───── Data for review

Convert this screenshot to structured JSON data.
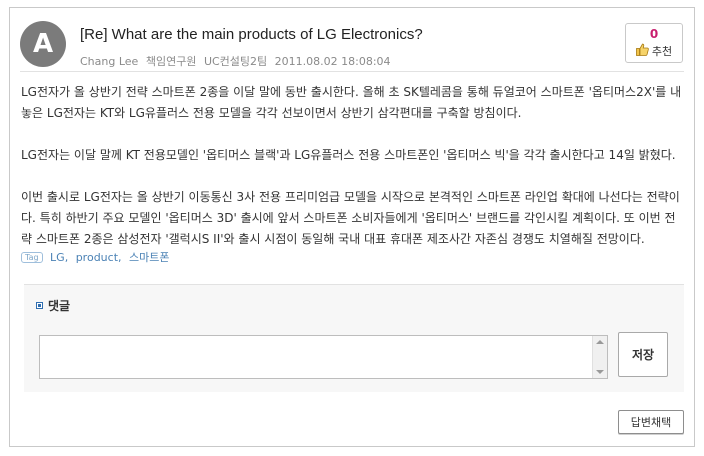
{
  "post": {
    "avatar_letter": "A",
    "title": "[Re] What are the main products of LG Electronics?",
    "author": "Chang Lee",
    "author_title": "책임연구원",
    "department": "UC컨설팅2팀",
    "datetime": "2011.08.02 18:08:04",
    "recommend_count": "0",
    "recommend_label": "추천",
    "paragraphs": [
      "LG전자가 올 상반기 전략 스마트폰 2종을 이달 말에 동반 출시한다. 올해 초 SK텔레콤을 통해 듀얼코어 스마트폰 '옵티머스2X'를 내놓은 LG전자는 KT와 LG유플러스 전용 모델을 각각 선보이면서 상반기 삼각편대를 구축할 방침이다.",
      "LG전자는 이달 말께 KT 전용모델인 '옵티머스 블랙'과 LG유플러스 전용 스마트폰인 '옵티머스 빅'을 각각 출시한다고 14일 밝혔다.",
      "이번 출시로 LG전자는 올 상반기 이동통신 3사 전용 프리미엄급 모델을 시작으로 본격적인 스마트폰 라인업 확대에 나선다는 전략이다. 특히 하반기 주요 모델인 '옵티머스 3D' 출시에 앞서 스마트폰 소비자들에게 '옵티머스' 브랜드를 각인시킬 계획이다. 또 이번 전략 스마트폰 2종은 삼성전자 '갤럭시S II'와 출시 시점이 동일해 국내 대표 휴대폰 제조사간 자존심 경쟁도 치열해질 전망이다."
    ],
    "tag_badge": "Tag",
    "tags": [
      "LG",
      "product",
      "스마트폰"
    ]
  },
  "comments": {
    "label": "댓글",
    "input_value": "",
    "submit_label": "저장"
  },
  "actions": {
    "adopt_answer_label": "답변채택"
  },
  "colors": {
    "recommend_count": "#c81e6e",
    "tag_link": "#4b82b5",
    "avatar_bg": "#7b7b7b"
  }
}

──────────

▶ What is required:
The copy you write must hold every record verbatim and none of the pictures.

▶ Task result:
Convert this screenshot to structured JSON data.
{
  "post": {
    "avatar_letter": "A",
    "title": "[Re] What are the main products of LG Electronics?",
    "author": "Chang Lee",
    "author_title": "책임연구원",
    "department": "UC컨설팅2팀",
    "datetime": "2011.08.02 18:08:04",
    "recommend_count": "0",
    "recommend_label": "추천",
    "paragraphs": [
      "LG전자가 올 상반기 전략 스마트폰 2종을 이달 말에 동반 출시한다. 올해 초 SK텔레콤을 통해 듀얼코어 스마트폰 '옵티머스2X'를 내놓은 LG전자는 KT와 LG유플러스 전용 모델을 각각 선보이면서 상반기 삼각편대를 구축할 방침이다.",
      "LG전자는 이달 말께 KT 전용모델인 '옵티머스 블랙'과 LG유플러스 전용 스마트폰인 '옵티머스 빅'을 각각 출시한다고 14일 밝혔다.",
      "이번 출시로 LG전자는 올 상반기 이동통신 3사 전용 프리미엄급 모델을 시작으로 본격적인 스마트폰 라인업 확대에 나선다는 전략이다. 특히 하반기 주요 모델인 '옵티머스 3D' 출시에 앞서 스마트폰 소비자들에게 '옵티머스' 브랜드를 각인시킬 계획이다. 또 이번 전략 스마트폰 2종은 삼성전자 '갤럭시S II'와 출시 시점이 동일해 국내 대표 휴대폰 제조사간 자존심 경쟁도 치열해질 전망이다."
    ],
    "tag_badge": "Tag",
    "tags": [
      "LG",
      "product",
      "스마트폰"
    ]
  },
  "comments": {
    "label": "댓글",
    "input_value": "",
    "submit_label": "저장"
  },
  "actions": {
    "adopt_answer_label": "답변채택"
  },
  "colors": {
    "recommend_count": "#c81e6e",
    "tag_link": "#4b82b5",
    "avatar_bg": "#7b7b7b"
  }
}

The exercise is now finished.